Preparations. - 1. Fluidextractum Granati. Fluidextract of Pomegranate. (Syn., Fldext. Granat., Fluid Extract of Pomegranate; Fr. Extrait fluide d'Ecorce de (Grenadier) Balaustier; Ger. Granat-rindenfluidextrakt.)

Manufacture: Similar to Fluidextractum Ergotae, page 60; 1st menstruum: alcohol 50 Ml. (Cc), water 40, glycerin 10; 2nd menstruum: diluted alcohol. Dose, 3ss-l (2-4 Ml. (Cc.)).

Unoff. Preps.: Decoctum Granati Corticis, 20 p. c, dose, ℥ss-2 (15-60 ML (Cc.)). Rind, dose, gr. 15-30 (1-2 Gm.).

Properties. - Anthelmintic, taenifuge, astringent.

Fig. 273.   Granati cortex: transverse section, magnified 10 diam.

Fig. 273. - Granati cortex: transverse section, magnified 10 diam.

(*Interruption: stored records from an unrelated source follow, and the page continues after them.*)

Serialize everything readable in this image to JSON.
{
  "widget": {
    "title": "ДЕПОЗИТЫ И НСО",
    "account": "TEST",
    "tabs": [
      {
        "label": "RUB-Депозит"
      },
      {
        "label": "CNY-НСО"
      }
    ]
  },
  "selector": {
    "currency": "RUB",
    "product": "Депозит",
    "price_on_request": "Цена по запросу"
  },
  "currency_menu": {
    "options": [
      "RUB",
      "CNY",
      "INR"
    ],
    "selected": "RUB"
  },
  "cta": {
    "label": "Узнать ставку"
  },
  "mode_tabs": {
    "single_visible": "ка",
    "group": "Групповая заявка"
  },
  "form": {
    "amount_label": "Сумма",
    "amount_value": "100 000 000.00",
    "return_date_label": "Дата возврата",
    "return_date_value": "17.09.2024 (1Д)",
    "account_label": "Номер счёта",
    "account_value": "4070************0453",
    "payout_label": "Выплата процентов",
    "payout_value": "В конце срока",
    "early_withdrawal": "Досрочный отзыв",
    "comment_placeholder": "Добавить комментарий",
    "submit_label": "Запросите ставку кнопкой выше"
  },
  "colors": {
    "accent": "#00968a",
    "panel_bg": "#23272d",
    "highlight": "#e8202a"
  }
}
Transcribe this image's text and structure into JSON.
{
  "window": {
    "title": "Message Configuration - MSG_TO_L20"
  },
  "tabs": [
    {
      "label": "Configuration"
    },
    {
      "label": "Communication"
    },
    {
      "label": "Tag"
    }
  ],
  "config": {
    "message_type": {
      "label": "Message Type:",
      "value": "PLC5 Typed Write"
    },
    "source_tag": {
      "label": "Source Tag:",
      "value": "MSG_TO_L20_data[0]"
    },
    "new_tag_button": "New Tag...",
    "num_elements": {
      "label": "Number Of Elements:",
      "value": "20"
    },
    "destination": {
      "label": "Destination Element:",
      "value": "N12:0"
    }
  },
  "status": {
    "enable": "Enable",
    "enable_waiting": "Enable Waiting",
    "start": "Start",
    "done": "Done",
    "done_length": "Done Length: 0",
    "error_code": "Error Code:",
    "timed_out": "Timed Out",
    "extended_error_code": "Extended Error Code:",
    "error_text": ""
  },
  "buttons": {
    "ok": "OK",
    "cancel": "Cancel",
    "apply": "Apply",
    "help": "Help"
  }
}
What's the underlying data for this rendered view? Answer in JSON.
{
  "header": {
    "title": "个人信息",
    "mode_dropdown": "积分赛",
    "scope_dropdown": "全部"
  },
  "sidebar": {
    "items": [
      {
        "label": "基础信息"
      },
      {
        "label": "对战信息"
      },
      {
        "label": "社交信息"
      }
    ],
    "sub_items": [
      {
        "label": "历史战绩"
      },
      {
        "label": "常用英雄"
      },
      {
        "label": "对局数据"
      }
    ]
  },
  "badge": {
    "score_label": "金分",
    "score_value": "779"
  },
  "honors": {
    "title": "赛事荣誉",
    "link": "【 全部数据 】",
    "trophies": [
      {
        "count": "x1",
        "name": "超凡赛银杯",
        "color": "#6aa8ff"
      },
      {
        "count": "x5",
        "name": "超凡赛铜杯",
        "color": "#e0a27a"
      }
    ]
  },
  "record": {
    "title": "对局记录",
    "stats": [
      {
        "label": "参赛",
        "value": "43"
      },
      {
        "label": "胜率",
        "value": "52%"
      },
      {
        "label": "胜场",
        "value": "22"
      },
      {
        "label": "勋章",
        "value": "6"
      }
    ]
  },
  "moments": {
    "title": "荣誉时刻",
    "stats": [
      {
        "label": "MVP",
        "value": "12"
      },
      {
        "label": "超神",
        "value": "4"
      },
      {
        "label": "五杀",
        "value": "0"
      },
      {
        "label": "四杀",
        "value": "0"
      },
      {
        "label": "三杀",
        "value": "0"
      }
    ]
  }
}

Uses. - The ancients knew its value as a vermifuge (Celsus, Dios-corides, Pliny). In Hindustan, Mohammedan physicians used it in taenia, one of whom made public the secret in 1804; French physicians prefer the wild-grown plant. Externally and internally astringent; large doses occasion vomiting, purging, cramps, numbness in the legs, giddiness, dim vision, increased urine. The rind is also astringent in diarrhoea, leucorrhoea, hemorrhage, cancerous and other ulcers of uterus and rectum; intermittent fever. For tape-worm take decoction made by boiling bark ℥ij (60 Gm.) + water Ojss (.7 L.) down to Oj (.5 L.); give this in 3 divided doses at hour intervals in the morning on empty stomach. It is well, a couple of hours after administration, to follow with castor oil ℥j (30 Ml. (Cc.)) or compound tincture of jalap ℥j (30 Ml. (Cc.)). The worm should be passed sitting in a tepid sitz-bath, thus preventing the expelled portion tearing from the head by its weight; it passes usually in a knotted mass. Pomegranate may also be used for tanning, dyeing; the fruit as a refreshing, cooling article of food.